#### Try it:
Looking at the entries below, how many lines include the word "是不是最近忙呢"? Answer with the number alone.

#### Dataset entries:
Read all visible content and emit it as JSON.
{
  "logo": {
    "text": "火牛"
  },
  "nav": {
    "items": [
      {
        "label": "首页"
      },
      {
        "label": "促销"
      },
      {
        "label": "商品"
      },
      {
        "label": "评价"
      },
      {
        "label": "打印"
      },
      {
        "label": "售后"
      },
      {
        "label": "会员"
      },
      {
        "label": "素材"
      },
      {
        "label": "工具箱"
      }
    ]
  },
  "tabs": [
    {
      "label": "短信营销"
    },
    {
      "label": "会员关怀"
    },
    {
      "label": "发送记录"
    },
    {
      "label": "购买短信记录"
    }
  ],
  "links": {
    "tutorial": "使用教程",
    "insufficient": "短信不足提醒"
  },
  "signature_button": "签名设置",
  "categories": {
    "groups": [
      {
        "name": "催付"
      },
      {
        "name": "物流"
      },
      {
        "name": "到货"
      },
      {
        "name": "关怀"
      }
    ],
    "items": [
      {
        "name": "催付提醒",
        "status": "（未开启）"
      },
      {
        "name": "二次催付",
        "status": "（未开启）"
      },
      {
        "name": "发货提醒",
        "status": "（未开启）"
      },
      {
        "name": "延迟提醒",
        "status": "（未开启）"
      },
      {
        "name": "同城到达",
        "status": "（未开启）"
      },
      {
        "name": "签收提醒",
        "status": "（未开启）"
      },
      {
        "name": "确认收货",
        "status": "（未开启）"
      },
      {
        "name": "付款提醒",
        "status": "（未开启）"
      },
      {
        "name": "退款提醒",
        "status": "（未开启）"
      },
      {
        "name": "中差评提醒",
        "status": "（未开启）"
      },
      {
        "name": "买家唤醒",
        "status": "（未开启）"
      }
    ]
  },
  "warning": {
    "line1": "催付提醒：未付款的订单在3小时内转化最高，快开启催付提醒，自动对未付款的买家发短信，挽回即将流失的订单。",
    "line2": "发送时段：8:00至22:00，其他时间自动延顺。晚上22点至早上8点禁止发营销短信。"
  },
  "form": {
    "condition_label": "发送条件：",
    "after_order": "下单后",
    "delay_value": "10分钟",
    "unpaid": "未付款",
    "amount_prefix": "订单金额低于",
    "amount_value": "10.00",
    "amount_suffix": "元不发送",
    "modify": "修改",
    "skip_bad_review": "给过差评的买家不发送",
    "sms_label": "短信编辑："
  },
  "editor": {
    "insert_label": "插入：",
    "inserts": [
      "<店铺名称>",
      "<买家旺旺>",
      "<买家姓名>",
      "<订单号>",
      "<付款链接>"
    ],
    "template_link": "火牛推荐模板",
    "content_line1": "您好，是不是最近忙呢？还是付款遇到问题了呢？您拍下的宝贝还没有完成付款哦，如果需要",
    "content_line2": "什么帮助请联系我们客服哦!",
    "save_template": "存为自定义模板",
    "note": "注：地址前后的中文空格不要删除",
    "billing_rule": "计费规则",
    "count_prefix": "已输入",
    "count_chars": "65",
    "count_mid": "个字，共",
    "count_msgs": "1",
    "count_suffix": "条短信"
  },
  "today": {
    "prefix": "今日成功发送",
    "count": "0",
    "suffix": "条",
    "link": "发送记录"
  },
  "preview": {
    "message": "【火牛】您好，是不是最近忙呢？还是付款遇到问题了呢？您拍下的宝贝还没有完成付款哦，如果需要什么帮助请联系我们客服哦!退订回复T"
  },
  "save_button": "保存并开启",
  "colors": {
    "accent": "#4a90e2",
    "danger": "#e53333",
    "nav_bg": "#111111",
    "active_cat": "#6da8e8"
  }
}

#### Result of this task:
2